App and web page records:
________________

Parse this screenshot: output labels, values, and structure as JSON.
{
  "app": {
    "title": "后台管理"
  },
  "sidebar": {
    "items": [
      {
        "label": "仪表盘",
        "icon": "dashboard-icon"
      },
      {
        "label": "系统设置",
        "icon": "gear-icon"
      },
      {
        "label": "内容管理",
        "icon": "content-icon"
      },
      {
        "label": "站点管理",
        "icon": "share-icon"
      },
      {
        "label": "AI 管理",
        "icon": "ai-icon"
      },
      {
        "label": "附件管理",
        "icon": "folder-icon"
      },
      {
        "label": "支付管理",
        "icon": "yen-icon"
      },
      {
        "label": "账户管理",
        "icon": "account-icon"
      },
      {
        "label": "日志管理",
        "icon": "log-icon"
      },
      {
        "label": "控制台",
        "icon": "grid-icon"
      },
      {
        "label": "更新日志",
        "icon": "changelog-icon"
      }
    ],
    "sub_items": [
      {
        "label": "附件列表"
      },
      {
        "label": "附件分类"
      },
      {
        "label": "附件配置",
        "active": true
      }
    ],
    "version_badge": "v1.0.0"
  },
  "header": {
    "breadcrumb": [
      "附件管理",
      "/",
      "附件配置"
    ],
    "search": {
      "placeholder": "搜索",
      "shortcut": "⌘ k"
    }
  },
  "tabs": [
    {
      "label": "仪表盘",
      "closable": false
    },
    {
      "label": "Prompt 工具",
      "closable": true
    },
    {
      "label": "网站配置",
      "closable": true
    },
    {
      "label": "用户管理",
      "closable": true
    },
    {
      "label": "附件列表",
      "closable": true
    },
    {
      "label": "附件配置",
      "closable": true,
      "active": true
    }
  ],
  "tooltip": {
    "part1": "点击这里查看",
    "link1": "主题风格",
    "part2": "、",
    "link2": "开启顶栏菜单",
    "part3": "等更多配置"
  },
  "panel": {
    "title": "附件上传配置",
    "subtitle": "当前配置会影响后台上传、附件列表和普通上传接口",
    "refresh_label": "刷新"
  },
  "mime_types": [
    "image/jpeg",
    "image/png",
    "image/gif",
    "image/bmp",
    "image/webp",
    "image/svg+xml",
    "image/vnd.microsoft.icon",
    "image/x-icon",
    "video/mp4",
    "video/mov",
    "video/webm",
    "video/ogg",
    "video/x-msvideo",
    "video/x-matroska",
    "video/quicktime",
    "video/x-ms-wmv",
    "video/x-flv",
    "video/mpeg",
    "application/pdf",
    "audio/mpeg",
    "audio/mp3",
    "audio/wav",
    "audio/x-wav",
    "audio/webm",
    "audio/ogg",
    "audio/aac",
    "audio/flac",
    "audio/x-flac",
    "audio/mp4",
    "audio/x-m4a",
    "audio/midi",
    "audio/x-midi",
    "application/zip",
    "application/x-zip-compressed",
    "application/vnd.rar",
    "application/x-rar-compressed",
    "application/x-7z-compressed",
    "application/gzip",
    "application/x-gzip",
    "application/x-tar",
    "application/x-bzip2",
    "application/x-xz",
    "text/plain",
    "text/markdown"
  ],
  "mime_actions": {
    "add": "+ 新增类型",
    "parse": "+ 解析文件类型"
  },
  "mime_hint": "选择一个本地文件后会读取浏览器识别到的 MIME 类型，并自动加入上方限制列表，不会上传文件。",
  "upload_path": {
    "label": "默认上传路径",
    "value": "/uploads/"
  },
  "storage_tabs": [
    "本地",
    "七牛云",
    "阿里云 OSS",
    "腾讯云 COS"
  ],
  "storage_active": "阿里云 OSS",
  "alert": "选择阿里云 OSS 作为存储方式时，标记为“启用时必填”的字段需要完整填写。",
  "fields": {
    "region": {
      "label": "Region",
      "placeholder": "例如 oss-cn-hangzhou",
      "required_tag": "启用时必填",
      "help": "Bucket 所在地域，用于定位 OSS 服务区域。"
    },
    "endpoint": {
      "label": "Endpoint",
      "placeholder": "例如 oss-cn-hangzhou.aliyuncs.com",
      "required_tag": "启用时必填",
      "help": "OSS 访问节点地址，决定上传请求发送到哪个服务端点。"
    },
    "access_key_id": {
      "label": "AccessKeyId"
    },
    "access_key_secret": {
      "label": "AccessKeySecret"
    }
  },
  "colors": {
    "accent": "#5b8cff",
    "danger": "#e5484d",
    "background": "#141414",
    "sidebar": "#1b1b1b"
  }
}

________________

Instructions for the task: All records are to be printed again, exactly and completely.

Final answer:
Parse this screenshot: output labels, values, and structure as JSON.
{
  "app": {
    "title": "后台管理"
  },
  "sidebar": {
    "items": [
      {
        "label": "仪表盘",
        "icon": "dashboard-icon"
      },
      {
        "label": "系统设置",
        "icon": "gear-icon"
      },
      {
        "label": "内容管理",
        "icon": "content-icon"
      },
      {
        "label": "站点管理",
        "icon": "share-icon"
      },
      {
        "label": "AI 管理",
        "icon": "ai-icon"
      },
      {
        "label": "附件管理",
        "icon": "folder-icon"
      },
      {
        "label": "支付管理",
        "icon": "yen-icon"
      },
      {
        "label": "账户管理",
        "icon": "account-icon"
      },
      {
        "label": "日志管理",
        "icon": "log-icon"
      },
      {
        "label": "控制台",
        "icon": "grid-icon"
      },
      {
        "label": "更新日志",
        "icon": "changelog-icon"
      }
    ],
    "sub_items": [
      {
        "label": "附件列表"
      },
      {
        "label": "附件分类"
      },
      {
        "label": "附件配置",
        "active": true
      }
    ],
    "version_badge": "v1.0.0"
  },
  "header": {
    "breadcrumb": [
      "附件管理",
      "/",
      "附件配置"
    ],
    "search": {
      "placeholder": "搜索",
      "shortcut": "⌘ k"
    }
  },
  "tabs": [
    {
      "label": "仪表盘",
      "closable": false
    },
    {
      "label": "Prompt 工具",
      "closable": true
    },
    {
      "label": "网站配置",
      "closable": true
    },
    {
      "label": "用户管理",
      "closable": true
    },
    {
      "label": "附件列表",
      "closable": true
    },
    {
      "label": "附件配置",
      "closable": true,
      "active": true
    }
  ],
  "tooltip": {
    "part1": "点击这里查看",
    "link1": "主题风格",
    "part2": "、",
    "link2": "开启顶栏菜单",
    "part3": "等更多配置"
  },
  "panel": {
    "title": "附件上传配置",
    "subtitle": "当前配置会影响后台上传、附件列表和普通上传接口",
    "refresh_label": "刷新"
  },
  "mime_types": [
    "image/jpeg",
    "image/png",
    "image/gif",
    "image/bmp",
    "image/webp",
    "image/svg+xml",
    "image/vnd.microsoft.icon",
    "image/x-icon",
    "video/mp4",
    "video/mov",
    "video/webm",
    "video/ogg",
    "video/x-msvideo",
    "video/x-matroska",
    "video/quicktime",
    "video/x-ms-wmv",
    "video/x-flv",
    "video/mpeg",
    "application/pdf",
    "audio/mpeg",
    "audio/mp3",
    "audio/wav",
    "audio/x-wav",
    "audio/webm",
    "audio/ogg",
    "audio/aac",
    "audio/flac",
    "audio/x-flac",
    "audio/mp4",
    "audio/x-m4a",
    "audio/midi",
    "audio/x-midi",
    "application/zip",
    "application/x-zip-compressed",
    "application/vnd.rar",
    "application/x-rar-compressed",
    "application/x-7z-compressed",
    "application/gzip",
    "application/x-gzip",
    "application/x-tar",
    "application/x-bzip2",
    "application/x-xz",
    "text/plain",
    "text/markdown"
  ],
  "mime_actions": {
    "add": "+ 新增类型",
    "parse": "+ 解析文件类型"
  },
  "mime_hint": "选择一个本地文件后会读取浏览器识别到的 MIME 类型，并自动加入上方限制列表，不会上传文件。",
  "upload_path": {
    "label": "默认上传路径",
    "value": "/uploads/"
  },
  "storage_tabs": [
    "本地",
    "七牛云",
    "阿里云 OSS",
    "腾讯云 COS"
  ],
  "storage_active": "阿里云 OSS",
  "alert": "选择阿里云 OSS 作为存储方式时，标记为“启用时必填”的字段需要完整填写。",
  "fields": {
    "region": {
      "label": "Region",
      "placeholder": "例如 oss-cn-hangzhou",
      "required_tag": "启用时必填",
      "help": "Bucket 所在地域，用于定位 OSS 服务区域。"
    },
    "endpoint": {
      "label": "Endpoint",
      "placeholder": "例如 oss-cn-hangzhou.aliyuncs.com",
      "required_tag": "启用时必填",
      "help": "OSS 访问节点地址，决定上传请求发送到哪个服务端点。"
    },
    "access_key_id": {
      "label": "AccessKeyId"
    },
    "access_key_secret": {
      "label": "AccessKeySecret"
    }
  },
  "colors": {
    "accent": "#5b8cff",
    "danger": "#e5484d",
    "background": "#141414",
    "sidebar": "#1b1b1b"
  }
}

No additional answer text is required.